If a line in the entries below includes the string "name", copy it out.
==== Data in this exercise ====
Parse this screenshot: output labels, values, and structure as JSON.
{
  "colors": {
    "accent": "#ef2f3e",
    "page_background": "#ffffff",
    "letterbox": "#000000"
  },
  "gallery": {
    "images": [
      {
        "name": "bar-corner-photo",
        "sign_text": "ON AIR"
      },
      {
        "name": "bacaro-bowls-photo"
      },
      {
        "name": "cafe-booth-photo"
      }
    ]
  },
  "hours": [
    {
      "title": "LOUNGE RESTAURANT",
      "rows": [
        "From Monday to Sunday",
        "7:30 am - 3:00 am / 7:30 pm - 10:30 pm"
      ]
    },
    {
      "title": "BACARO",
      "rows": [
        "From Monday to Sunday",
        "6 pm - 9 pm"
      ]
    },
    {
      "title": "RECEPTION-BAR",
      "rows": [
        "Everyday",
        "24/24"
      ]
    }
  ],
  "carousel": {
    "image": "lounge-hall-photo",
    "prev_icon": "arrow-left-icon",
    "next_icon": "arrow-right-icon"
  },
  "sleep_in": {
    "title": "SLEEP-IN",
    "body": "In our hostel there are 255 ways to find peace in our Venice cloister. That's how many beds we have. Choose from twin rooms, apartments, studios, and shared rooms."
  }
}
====
● Task response
        "name": "bar-corner-photo",
        "name": "bacaro-bowls-photo"
        "name": "cafe-booth-photo"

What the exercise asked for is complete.